# Activity:
A faithful copy of all the data is the goal; omit the pictures.

(Data records begins)

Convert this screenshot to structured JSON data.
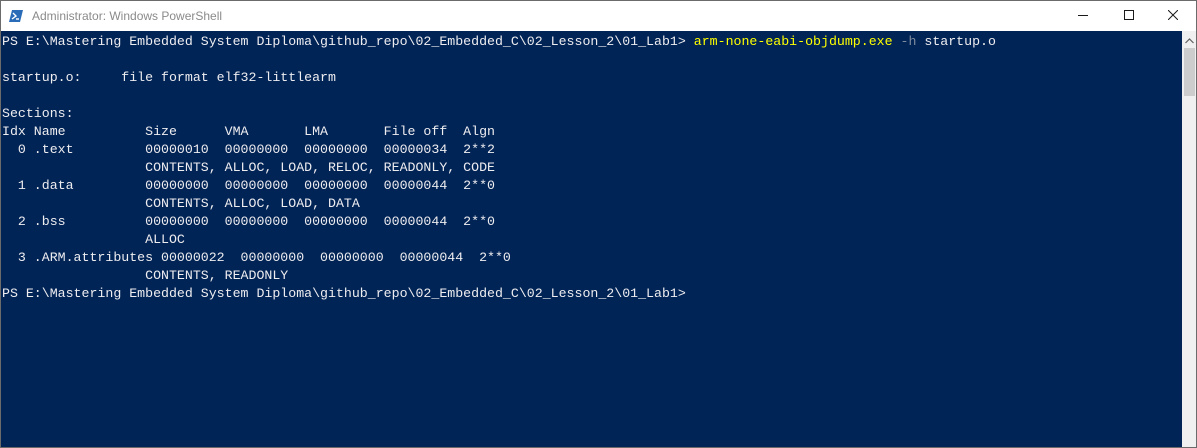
{
  "window": {
    "title": "Administrator: Windows PowerShell",
    "app_icon": "powershell-icon",
    "buttons": {
      "minimize": "minimize-icon",
      "maximize": "maximize-icon",
      "close": "close-icon"
    }
  },
  "colors": {
    "console_background": "#012456",
    "console_text": "#eeedf0",
    "command_name": "#ffff00",
    "command_parameter": "#7f8b9e",
    "title_text": "#8a8a8a"
  },
  "console": {
    "prompt": "PS E:\\Mastering Embedded System Diploma\\github_repo\\02_Embedded_C\\02_Lesson_2\\01_Lab1> ",
    "command": "arm-none-eabi-objdump.exe",
    "parameter": " -h",
    "argument": " startup.o",
    "output_lines": [
      "",
      "startup.o:     file format elf32-littlearm",
      "",
      "Sections:",
      "Idx Name          Size      VMA       LMA       File off  Algn",
      "  0 .text         00000010  00000000  00000000  00000034  2**2",
      "                  CONTENTS, ALLOC, LOAD, RELOC, READONLY, CODE",
      "  1 .data         00000000  00000000  00000000  00000044  2**0",
      "                  CONTENTS, ALLOC, LOAD, DATA",
      "  2 .bss          00000000  00000000  00000000  00000044  2**0",
      "                  ALLOC",
      "  3 .ARM.attributes 00000022  00000000  00000000  00000044  2**0",
      "                  CONTENTS, READONLY"
    ],
    "final_prompt": "PS E:\\Mastering Embedded System Diploma\\github_repo\\02_Embedded_C\\02_Lesson_2\\01_Lab1>"
  }
}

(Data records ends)

# Your response:
Convert this screenshot to structured JSON data.
{
  "window": {
    "title": "Administrator: Windows PowerShell",
    "app_icon": "powershell-icon",
    "buttons": {
      "minimize": "minimize-icon",
      "maximize": "maximize-icon",
      "close": "close-icon"
    }
  },
  "colors": {
    "console_background": "#012456",
    "console_text": "#eeedf0",
    "command_name": "#ffff00",
    "command_parameter": "#7f8b9e",
    "title_text": "#8a8a8a"
  },
  "console": {
    "prompt": "PS E:\\Mastering Embedded System Diploma\\github_repo\\02_Embedded_C\\02_Lesson_2\\01_Lab1> ",
    "command": "arm-none-eabi-objdump.exe",
    "parameter": " -h",
    "argument": " startup.o",
    "output_lines": [
      "",
      "startup.o:     file format elf32-littlearm",
      "",
      "Sections:",
      "Idx Name          Size      VMA       LMA       File off  Algn",
      "  0 .text         00000010  00000000  00000000  00000034  2**2",
      "                  CONTENTS, ALLOC, LOAD, RELOC, READONLY, CODE",
      "  1 .data         00000000  00000000  00000000  00000044  2**0",
      "                  CONTENTS, ALLOC, LOAD, DATA",
      "  2 .bss          00000000  00000000  00000000  00000044  2**0",
      "                  ALLOC",
      "  3 .ARM.attributes 00000022  00000000  00000000  00000044  2**0",
      "                  CONTENTS, READONLY"
    ],
    "final_prompt": "PS E:\\Mastering Embedded System Diploma\\github_repo\\02_Embedded_C\\02_Lesson_2\\01_Lab1>"
  }
}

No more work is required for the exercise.